On Behalf of | Apr 28, 2024 | Criminal Defense

In the state of Maryland and the rest of the United States, accused individuals have the right to a speedy trial. This is outlined in the US Constitution and there are also state and federal guidelines that protect defendants’ rights when it comes to trials.

Criminal case rights to a speedy trial

The Sixth Amendment of the Constitution states that the accused are granted the right to a speedy and public trial. There are other elements that are included in this Amendment including having the right to an impartial jury of the State and district where the crime was committed. The defendant also can request the assistance of counsel for Criminal Defense.

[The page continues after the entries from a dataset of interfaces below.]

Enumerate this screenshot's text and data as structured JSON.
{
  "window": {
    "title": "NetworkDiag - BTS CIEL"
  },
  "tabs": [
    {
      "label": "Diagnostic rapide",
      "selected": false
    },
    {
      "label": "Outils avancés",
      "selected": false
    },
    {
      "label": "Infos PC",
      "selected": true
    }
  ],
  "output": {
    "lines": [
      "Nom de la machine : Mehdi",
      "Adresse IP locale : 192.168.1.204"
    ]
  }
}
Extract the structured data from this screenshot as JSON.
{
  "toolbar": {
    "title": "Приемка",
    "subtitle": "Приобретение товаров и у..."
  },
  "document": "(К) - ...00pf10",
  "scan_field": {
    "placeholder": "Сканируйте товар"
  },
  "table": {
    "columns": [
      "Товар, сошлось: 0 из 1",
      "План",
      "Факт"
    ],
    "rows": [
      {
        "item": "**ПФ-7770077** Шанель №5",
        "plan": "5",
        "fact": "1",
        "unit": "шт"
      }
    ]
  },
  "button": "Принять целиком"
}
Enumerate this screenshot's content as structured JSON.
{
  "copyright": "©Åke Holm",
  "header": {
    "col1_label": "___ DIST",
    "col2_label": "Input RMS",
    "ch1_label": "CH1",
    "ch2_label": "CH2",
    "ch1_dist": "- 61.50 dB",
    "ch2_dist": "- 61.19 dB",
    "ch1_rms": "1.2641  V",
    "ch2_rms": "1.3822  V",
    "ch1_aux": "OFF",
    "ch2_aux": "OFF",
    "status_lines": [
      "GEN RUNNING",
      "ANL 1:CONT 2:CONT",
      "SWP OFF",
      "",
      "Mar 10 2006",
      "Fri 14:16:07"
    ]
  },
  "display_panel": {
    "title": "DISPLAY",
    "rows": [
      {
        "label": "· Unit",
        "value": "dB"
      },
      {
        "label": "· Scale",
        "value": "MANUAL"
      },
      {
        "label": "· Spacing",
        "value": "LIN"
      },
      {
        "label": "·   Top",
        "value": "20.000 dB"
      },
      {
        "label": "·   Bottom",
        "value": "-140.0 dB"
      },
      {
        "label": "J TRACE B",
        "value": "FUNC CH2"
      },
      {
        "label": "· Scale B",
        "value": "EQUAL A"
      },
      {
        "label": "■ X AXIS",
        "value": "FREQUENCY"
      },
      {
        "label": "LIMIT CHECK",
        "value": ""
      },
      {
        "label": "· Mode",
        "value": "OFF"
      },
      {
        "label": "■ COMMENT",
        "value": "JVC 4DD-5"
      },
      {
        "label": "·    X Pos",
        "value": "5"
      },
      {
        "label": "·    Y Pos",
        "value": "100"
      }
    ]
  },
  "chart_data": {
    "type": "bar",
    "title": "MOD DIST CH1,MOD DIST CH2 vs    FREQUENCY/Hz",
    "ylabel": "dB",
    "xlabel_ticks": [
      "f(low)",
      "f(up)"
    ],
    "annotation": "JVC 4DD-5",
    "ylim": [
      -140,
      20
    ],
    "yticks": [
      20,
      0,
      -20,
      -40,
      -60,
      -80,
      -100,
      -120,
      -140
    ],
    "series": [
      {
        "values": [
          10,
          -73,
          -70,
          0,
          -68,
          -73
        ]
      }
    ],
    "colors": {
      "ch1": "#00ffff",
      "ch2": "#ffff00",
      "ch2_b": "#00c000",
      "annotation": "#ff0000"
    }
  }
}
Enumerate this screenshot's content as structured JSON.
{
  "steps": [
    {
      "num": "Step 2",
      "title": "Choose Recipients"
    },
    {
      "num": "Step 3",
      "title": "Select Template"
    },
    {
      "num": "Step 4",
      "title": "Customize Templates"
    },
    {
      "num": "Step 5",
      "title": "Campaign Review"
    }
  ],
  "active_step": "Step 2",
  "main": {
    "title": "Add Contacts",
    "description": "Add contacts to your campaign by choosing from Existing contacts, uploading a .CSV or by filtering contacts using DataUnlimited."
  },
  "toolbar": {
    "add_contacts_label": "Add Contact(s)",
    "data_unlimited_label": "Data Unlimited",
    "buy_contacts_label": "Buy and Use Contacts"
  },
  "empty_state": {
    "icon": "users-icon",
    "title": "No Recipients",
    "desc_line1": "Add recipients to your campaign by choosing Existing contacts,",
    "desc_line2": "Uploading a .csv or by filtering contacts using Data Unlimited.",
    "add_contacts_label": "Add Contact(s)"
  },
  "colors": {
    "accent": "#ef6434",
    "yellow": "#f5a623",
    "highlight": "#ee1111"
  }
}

An accused individual needs to be brought to trial within a certain amount of time that’s deemed to be reasonable. What defines reasonable isn’t so clear-cut. However, the government isn’t legally allowed to imprison anyone without giving them a trial.

Though there isn’t a firm time limit for a “reasonable time,” the Supreme Court has set precedents. Statutory federal and state law also informs the boundaries of a speedy trial.

The four-part test

The Supreme Court came up with a four-part test, and courts do use this to assess the right to a speedy trial on a case-by-case basis. The officials need to look at the reason and length of the delay for the trial if the defendant asserted their right to have a speedy trial, and if there’s prejudice to the defendant.

The Supreme Court offers just a baseline for deciding when there have been speedy trial violations. Federal and state legislators are allowed to grant additional protections. Federal and state law have extra boundaries when it comes to speedy trials.

Maryland and federal law offer protections for anyone who is accused of a crime and offers rights to speedy trials, among other legal protections. It’s important to have at least a basic understanding of this if you’re a defendant in a criminal case.